But chimps don’t do anything like that, no matter how they act. They don’t have free will. They don’t weigh and balance and work out moral codes. Indeed, for “morality” to be truly that, acting in the opposite way must be considered immoral. When a chimp steals another’s food, is that “immoral?” If a chimp refuses to share, is that “immoral?” No. It’s being a chimp. When chimp bands war against their neighbor chimps, it is simply what they do. If we do it, it is now considered imperialism and immoral. It wasn’t always so. But we decided that conquest is wrong. Once, it was considered glorious.
I suspect the narrative thrust of this story comes from the reporter rather than de Waal, who seems to be looking into how “fairness”–again, a human concept–might have arisen via evolution. Chimps may act in ways we consider fair. But that’s because we are the exceptional measure.

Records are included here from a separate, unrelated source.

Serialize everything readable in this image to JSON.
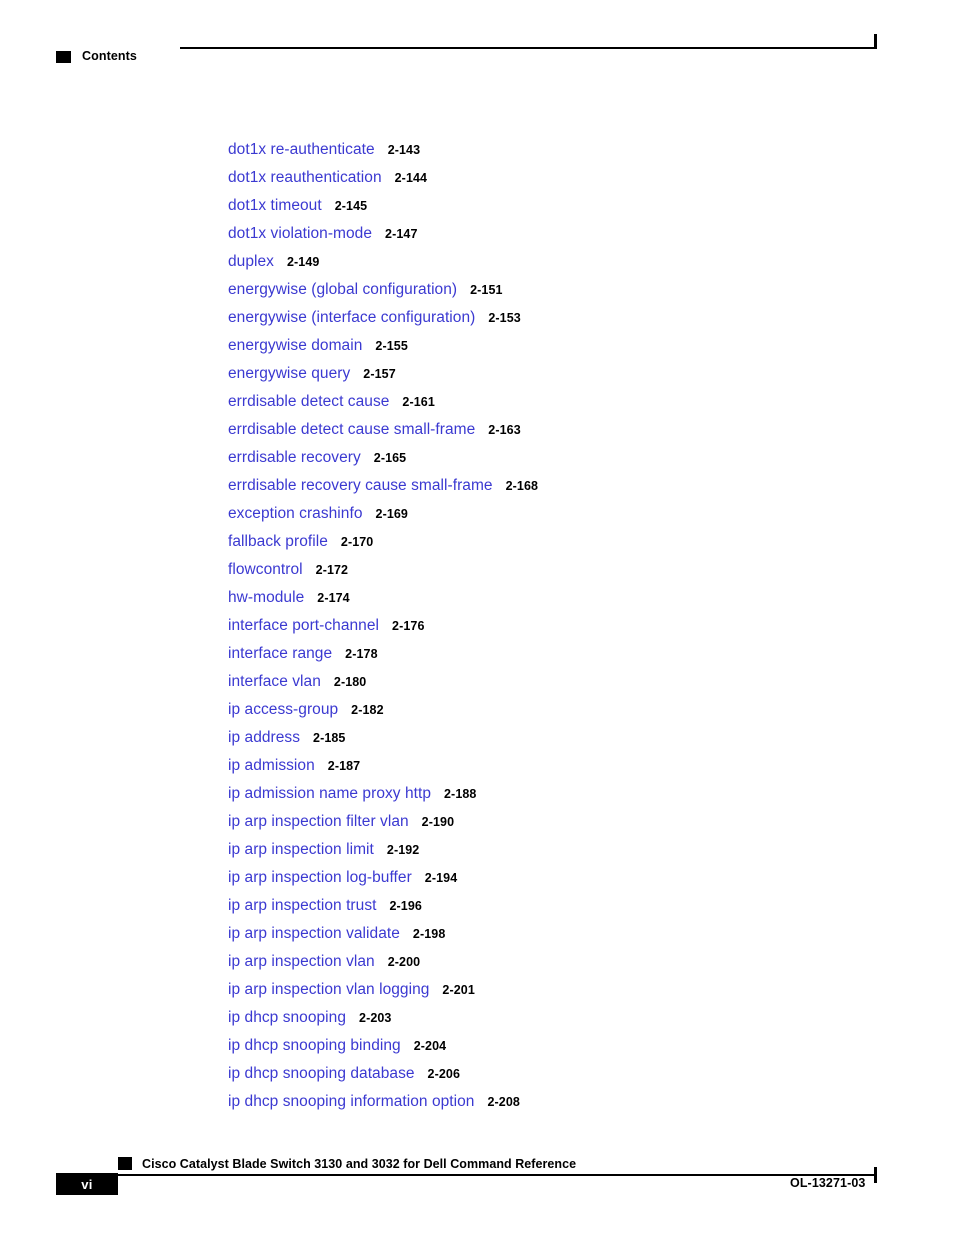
{
  "document": {
    "header_section": "Contents",
    "footer_title": "Cisco Catalyst Blade Switch 3130 and 3032 for Dell Command Reference",
    "footer_page_number": "vi",
    "footer_doc_id": "OL-13271-03",
    "link_color": "#3b39d1",
    "text_color": "#000000"
  },
  "toc": {
    "entries": [
      {
        "label": "dot1x re-authenticate",
        "page": "2-143"
      },
      {
        "label": "dot1x reauthentication",
        "page": "2-144"
      },
      {
        "label": "dot1x timeout",
        "page": "2-145"
      },
      {
        "label": "dot1x violation-mode",
        "page": "2-147"
      },
      {
        "label": "duplex",
        "page": "2-149"
      },
      {
        "label": "energywise (global configuration)",
        "page": "2-151"
      },
      {
        "label": "energywise (interface configuration)",
        "page": "2-153"
      },
      {
        "label": "energywise domain",
        "page": "2-155"
      },
      {
        "label": "energywise query",
        "page": "2-157"
      },
      {
        "label": "errdisable detect cause",
        "page": "2-161"
      },
      {
        "label": "errdisable detect cause small-frame",
        "page": "2-163"
      },
      {
        "label": "errdisable recovery",
        "page": "2-165"
      },
      {
        "label": "errdisable recovery cause small-frame",
        "page": "2-168"
      },
      {
        "label": "exception crashinfo",
        "page": "2-169"
      },
      {
        "label": "fallback profile",
        "page": "2-170"
      },
      {
        "label": "flowcontrol",
        "page": "2-172"
      },
      {
        "label": "hw-module",
        "page": "2-174"
      },
      {
        "label": "interface port-channel",
        "page": "2-176"
      },
      {
        "label": "interface range",
        "page": "2-178"
      },
      {
        "label": "interface vlan",
        "page": "2-180"
      },
      {
        "label": "ip access-group",
        "page": "2-182"
      },
      {
        "label": "ip address",
        "page": "2-185"
      },
      {
        "label": "ip admission",
        "page": "2-187"
      },
      {
        "label": "ip admission name proxy http",
        "page": "2-188"
      },
      {
        "label": "ip arp inspection filter vlan",
        "page": "2-190"
      },
      {
        "label": "ip arp inspection limit",
        "page": "2-192"
      },
      {
        "label": "ip arp inspection log-buffer",
        "page": "2-194"
      },
      {
        "label": "ip arp inspection trust",
        "page": "2-196"
      },
      {
        "label": "ip arp inspection validate",
        "page": "2-198"
      },
      {
        "label": "ip arp inspection vlan",
        "page": "2-200"
      },
      {
        "label": "ip arp inspection vlan logging",
        "page": "2-201"
      },
      {
        "label": "ip dhcp snooping",
        "page": "2-203"
      },
      {
        "label": "ip dhcp snooping binding",
        "page": "2-204"
      },
      {
        "label": "ip dhcp snooping database",
        "page": "2-206"
      },
      {
        "label": "ip dhcp snooping information option",
        "page": "2-208"
      }
    ]
  }
}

LifeNews.com Note: Wesley J. Smith, J.D., is a special consultant to the Center for Bioethics and Culture. Excerpted from his A Rat Is a Pig Is a Dog Is a Boy: The Human Cost of the Animal Rights Movement (Encounter, 2010).